Dublin Lock-out

to get instant updates about 'Dublin Lock-Out' on your MyPage. Meet other similar minded people. Its Free!

X 

All Updates


Description:
The Dublin Lock-out () was a major industrial dispute between approximately 20,000 workers and 300 employers which took place in Ireland's capital city of Dublin. The dispute lasted from 26 August 1913 to 18 January 1914, and is often viewed as the most severe and significant industrial dispute in Irish history. Central to the dispute was the workers' right to unionise.

Background

Dublin slums

One of the major factors which contributed to the ignition of the dispute was the dire circumstances in which the city's poor lived. In 1913, one third of Dublin's population lived in slums. 30,000 families lived in 15,000 tenements. An estimated four million pledges were taken in pawnbrokers every year. The infant mortality rate amongst the poor was 142 per 1,000 births, which was very high for a European nation. The situation was made considerably worse by the high rate of disease in the slums, which was the result of a lack of health care and cramped living conditions, among other things. The most prevalent disease in the Dublin slums at this time was tuberculosis (TB), which spread through tenements very quickly and caused many deaths amongst the poor. A report published in 1912 claimed that TB-related deaths in Ireland were fifty percent higher than in England or Scotland, and that the vast majority of TB-related deaths in Ireland occurred amongst the poorer classes.

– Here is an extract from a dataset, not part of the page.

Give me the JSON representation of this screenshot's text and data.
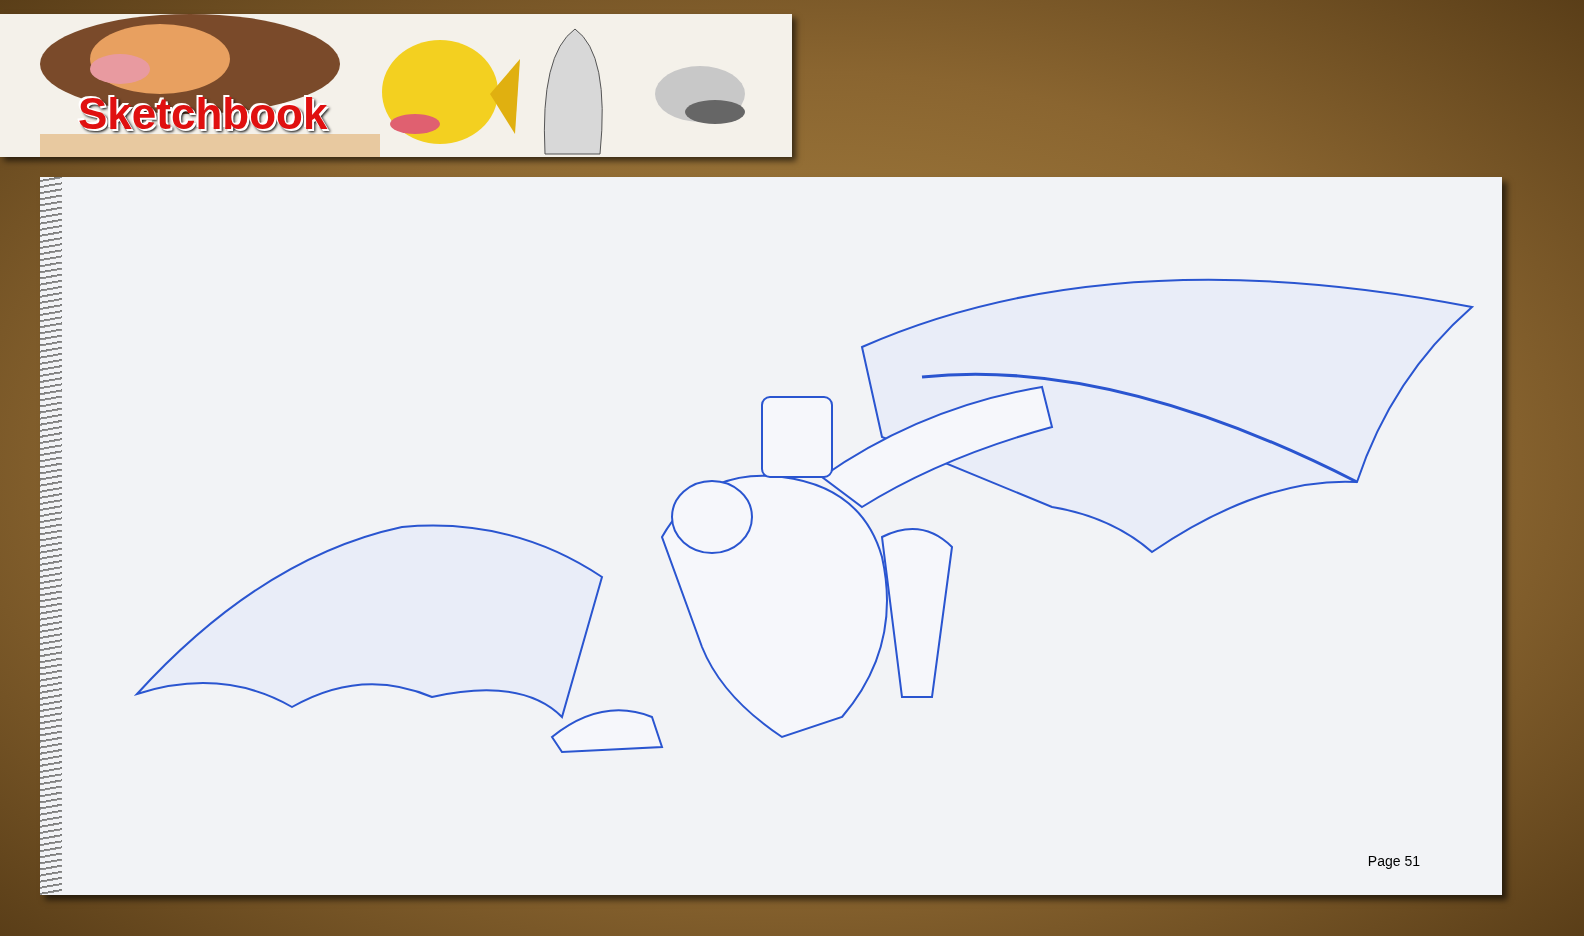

Poverty was perpetuated in Dublin by the lack of occupational opportunities for unskilled workers. Prior to the...
Read More

No feeds found

All
wait Posting your question. Please wait!...


No updates available.
No messages found
Tell your friends >
about this page
 Create a new Page
for companies, colleges, celebrities or anything you like.Get updates on MyPage.
Create a new Page
 Find your friends
  Find friends on MyPage from